11 min
magnum opus

In the early days, Enzo Ferrari often declared that his road cars would only ever have 12-cylinder engines. That was why, when the company first started producing models with V6s and V8s, they were badged as Dinos. Or at least they were when they left the factory; owners and sometimes even importers would add Ferrari badges – once they were away from the gaze of Maranello… So first came the V6-engined Dino 206 and 246 GT, joined a few years later by the V8-engined Dino 308 GT4 2+2. A sub-brand, we’d call it today. The 308 GT4 was a good car, but its sharp-edged Bertone lines left many pining for the curves of the earlier, Pininfarina-penned Dino. Happily, when it came to the 246’s replacement, Ferrari went back to its preferred…

10 min
open question

‘When it fires up, the revised, twin-turbo V8 sounds sonorous and complex’ There’s always been a sense that Ferrari itself was surprised by the success of the California. Around the time of its launch in 2008, there were rumours – denied by the factory – that it had been conceived as a Maserati. What was not in doubt was that it was a different sort of Ferrari. A decade on, we have the Portofino, the third-generation California in all but name, and it’s clear that Ferrari has thought long and hard about how to play to the model’s strengths and make it an even better GT, but also about how it could be better aligned with the rest of the range. That’s both exciting and slightly risky. Traditionalist Ferrari buyers might sniff…

2 min
all the road cars 1940s-1950s

166/195/212 (1947-1951) First true road car was 166, with 2-litre Colombo V12 (166 the capacity of each cylinder). Larger-engined 195 and 212 followed. Total built c200. 166 Inter: 1995cc V12, 110bhp, 106mph 250 GT Boano/Ellena (1955-59) First ‘volume-produced’ Ferrari with classic 3-litre Colombo V12. Most designed by Pinin Farina, but built by Boano and later Ellena. Total built: 130. 250 GT: 2953cc V12, 240bhp, 125mph 250 GT Cabriolet (1956-1962) Less sporting than the Spyders of the period, the Cabriolets were fine touring cars. Series 2 (above) arrived in 1960. Around 240 built in total Series 2: 2953cc V12, 240bhp, 130mph 340/342/375 America (1950-53) Based on evolution of 166 chassis, America series used ‘long block’ Lampredi V12 of 4.1 and later 4.5 litres. Just 41 built, all highly prized today 340 America: 4102cc V12, 200bhp, 140mph 250 GT ‘Tour de France’ (1956-59) A special 250 GT named for Ferrari’s…

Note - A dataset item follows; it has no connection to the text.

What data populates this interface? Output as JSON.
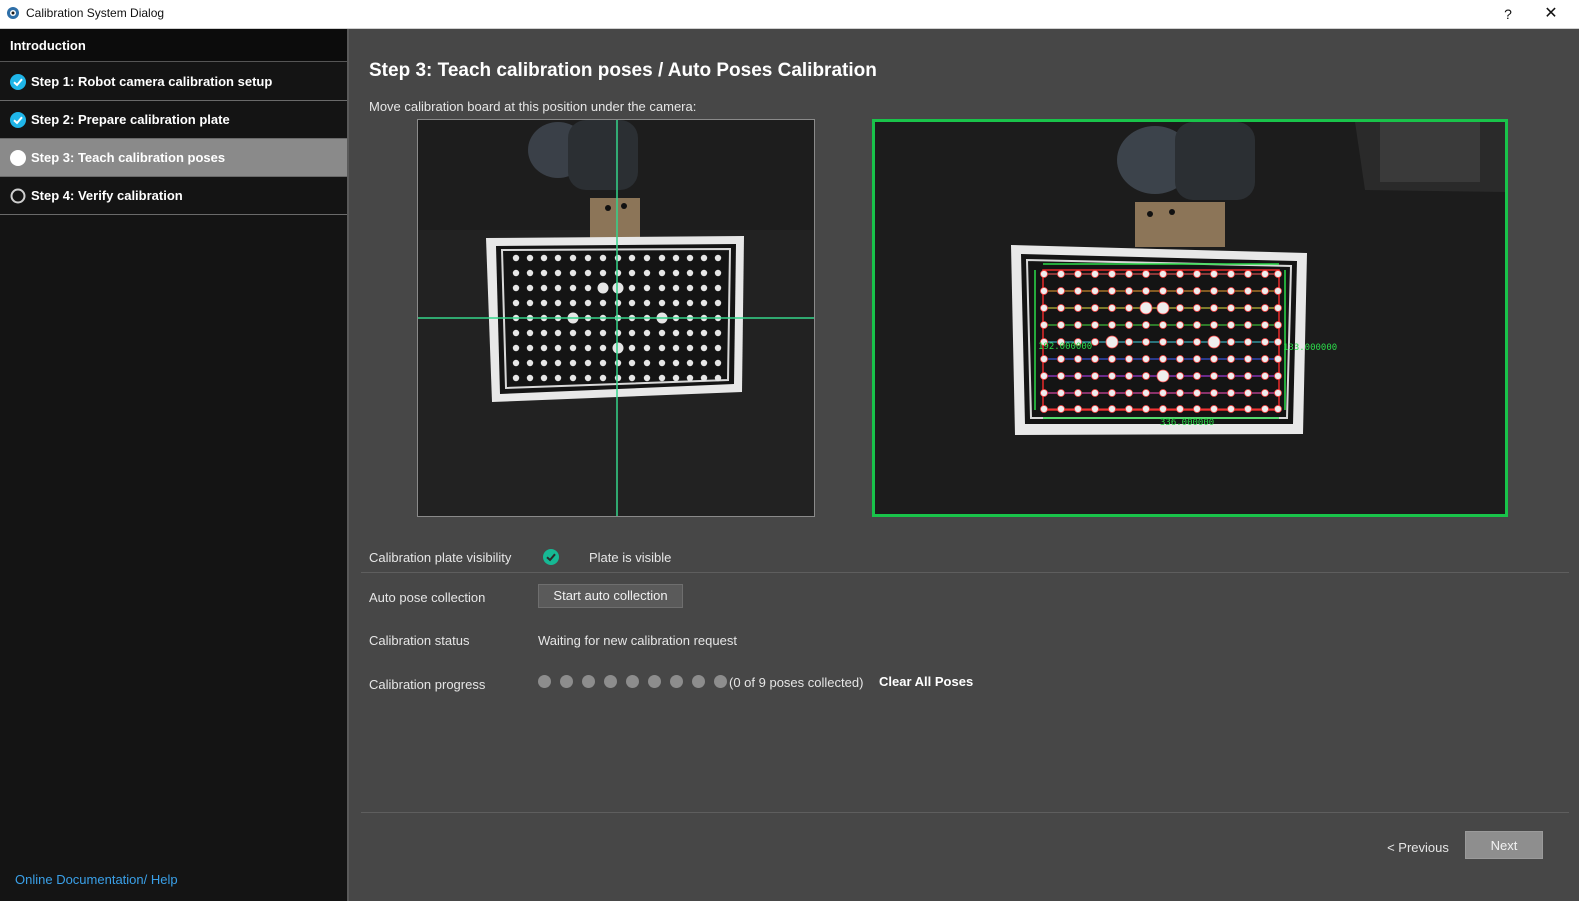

2 min
untold tales

BACK IN JULY 1989, Autocar & Motor decided it would be a fine idea to take some of the year’s best cars to Castle Combe circuit. It turned out to be the inaugural running of the now annual ‘Britain’s Best Driver’s Car’ feature, though the editor of the day, Bob Murray, called it the ‘Shiny Bums’ Day Out’. This was a reference to the fact that, as well as the road testers, the invitation extended to a number of senior staff who didn’t get out much, including a couple of legendary Australian journos, Peter Robinson and Mel Nichols, and the news editor. The day dawned misty but the sun soon came out and we began whizzing around in a tasty selection of cars, among them a very handsome Ferrari 328 GTB…

10 min
greatest races jarama 1981

‘The 126CK handled so badly and had so little grip that Villeneuve once called it a hopeless, fast, red Cadillac’ A successful driver must be a person of many strengths. He or she must know exactly when and how to brake, how to ply the perfect line, how to balance a car on the edge of adhesion and, if they wish to be known as a great racer rather than merely a good driver, they must know how to overtake. Speed through traffic and the ability to know exactly where, when and how to go slicing up the inside, or right around the outside, of the car in front are critical components of the racer’s craft. Did I miss anything? Well, yes, only the most under-rated skill of them all: not the…